### [Problem description]
Repeat each entry as written and leave the images out of the copy.

[[ Records for this exercise open ]]

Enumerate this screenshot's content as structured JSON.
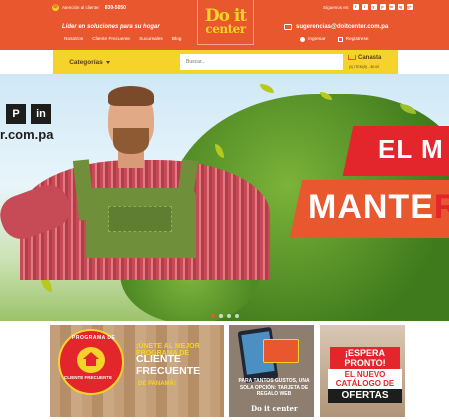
{
  "header": {
    "phone_label": "Atención al cliente:",
    "phone_number": "830-5050",
    "tagline": "Líder en soluciones para su hogar",
    "nav": [
      "Nosotros",
      "Cliente Frecuente",
      "Sucursales",
      "Blog"
    ],
    "logo_line1": "Do it",
    "logo_line2": "center",
    "follow_label": "Síguenos en:",
    "social_icons": [
      "f",
      "t",
      "y",
      "p",
      "in",
      "ig",
      "g+"
    ],
    "email": "sugerencias@doitcenter.com.pa",
    "login": "Ingresar",
    "register": "Registrese"
  },
  "search": {
    "categories_label": "Categorías",
    "placeholder": "Buscar...",
    "cart_title": "Canasta",
    "cart_sub": "(0) ITEM(S) - $0.00"
  },
  "hero": {
    "social_icons": [
      "P",
      "in"
    ],
    "url_text": "r.com.pa",
    "banner_top": "EL M",
    "banner_bottom_a": "MANTE",
    "banner_bottom_b": "R",
    "slides": 4,
    "active_slide": 0
  },
  "cards": [
    {
      "seal_top": "PROGRAMA DE",
      "seal_bottom": "CLIENTE FRECUENTE",
      "line1": "¡ÚNETE AL MEJOR PROGRAMA DE",
      "line2": "CLIENTE FRECUENTE",
      "line3": "DE PANAMÁ!"
    },
    {
      "text": "PARA TANTOS GUSTOS, UNA SOLA OPCIÓN: TARJETA DE REGALO WEB",
      "logo": "Do it center"
    },
    {
      "line1": "¡ESPERA PRONTO!",
      "line2": "EL NUEVO CATÁLOGO DE",
      "line3": "OFERTAS"
    }
  ],
  "colors": {
    "brand_orange": "#e8572e",
    "brand_yellow": "#f6d32a",
    "brand_red": "#e3262c"
  }
}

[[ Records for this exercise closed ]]

### [Expected output]
Enumerate this screenshot's content as structured JSON.
{
  "header": {
    "phone_label": "Atención al cliente:",
    "phone_number": "830-5050",
    "tagline": "Líder en soluciones para su hogar",
    "nav": [
      "Nosotros",
      "Cliente Frecuente",
      "Sucursales",
      "Blog"
    ],
    "logo_line1": "Do it",
    "logo_line2": "center",
    "follow_label": "Síguenos en:",
    "social_icons": [
      "f",
      "t",
      "y",
      "p",
      "in",
      "ig",
      "g+"
    ],
    "email": "sugerencias@doitcenter.com.pa",
    "login": "Ingresar",
    "register": "Registrese"
  },
  "search": {
    "categories_label": "Categorías",
    "placeholder": "Buscar...",
    "cart_title": "Canasta",
    "cart_sub": "(0) ITEM(S) - $0.00"
  },
  "hero": {
    "social_icons": [
      "P",
      "in"
    ],
    "url_text": "r.com.pa",
    "banner_top": "EL M",
    "banner_bottom_a": "MANTE",
    "banner_bottom_b": "R",
    "slides": 4,
    "active_slide": 0
  },
  "cards": [
    {
      "seal_top": "PROGRAMA DE",
      "seal_bottom": "CLIENTE FRECUENTE",
      "line1": "¡ÚNETE AL MEJOR PROGRAMA DE",
      "line2": "CLIENTE FRECUENTE",
      "line3": "DE PANAMÁ!"
    },
    {
      "text": "PARA TANTOS GUSTOS, UNA SOLA OPCIÓN: TARJETA DE REGALO WEB",
      "logo": "Do it center"
    },
    {
      "line1": "¡ESPERA PRONTO!",
      "line2": "EL NUEVO CATÁLOGO DE",
      "line3": "OFERTAS"
    }
  ],
  "colors": {
    "brand_orange": "#e8572e",
    "brand_yellow": "#f6d32a",
    "brand_red": "#e3262c"
  }
}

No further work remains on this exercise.